As someone who has made this area of ministry a focus for 20 years (I led my first youth group in 2003), I’ve spent much time thinking about that question. And, in an era in our family’s life where neither my wife nor I are actively serving a congregation, that’s also been an acute question for us. And I could write on this topic for a very long time. But for today, I will give you the short version: Nothing in our society can do what the church can do in the life of a kid. I believe that with my whole heart and being. Why? Because I’ve seen it, and I’m seeing it in my kids now.
I will flesh this out in greater detail in the coming weeks, but here’s the short version. Being a disciple of Jesus and a part of his church helps them grow in their sense of who they are (identity), gives them a greater sense of being part of a community (belonging), and encourages them to think about their giftedness and purpose in our world (competency).
Nothing else – nothing – can do that for kids. And, I argue that when we look at the systematic issues facing our kids and society in general – a loss of meaning and purpose along with loneliness and disconnection – I sincerely believe that the need for the church to be the church in the lives of next generation has never been greater.
Full Text of Psalm 78:1-8:

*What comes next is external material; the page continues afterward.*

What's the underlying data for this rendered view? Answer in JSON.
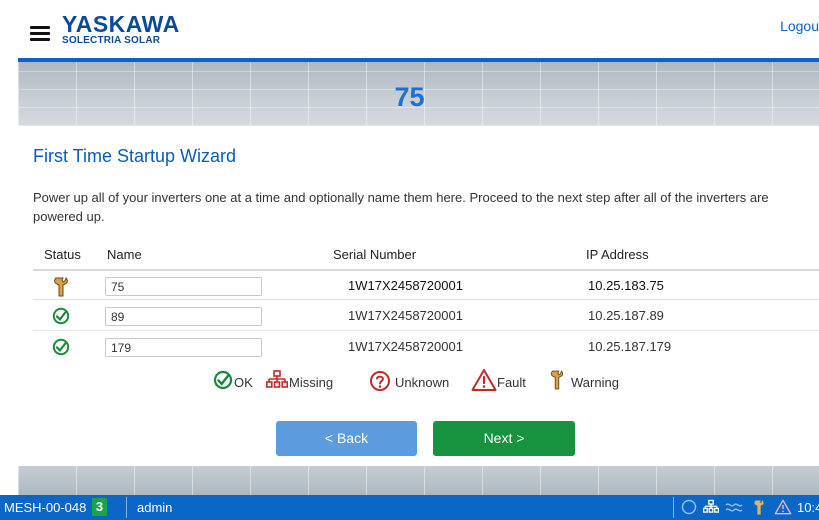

“Listen, my people, to my teaching; tilt your ears toward the words of my mouth. I will open my mouth with a proverb. I’ll declare riddles from days long gone— ones that we’ve heard and learned about, ones that our ancestors told us. We won’t hide them from their descendants; we’ll tell the next generation all about the praise due the Lord and his strength— the wondrous works God has done. He established a law for Jacob and set up Instruction for Israel, ordering our ancestors to teach them to their children. This is so that the next generation and children not yet born will know these things, and so they can rise up and tell their children to put their hope in God— never forgetting God’s deeds, but keeping God’s commandments— and so that they won’t become like their ancestors: a rebellious, stubborn generation, a generation whose heart wasn’t set firm and whose spirit wasn’t faithful to God.” (Psalm 78:1–8, CEB)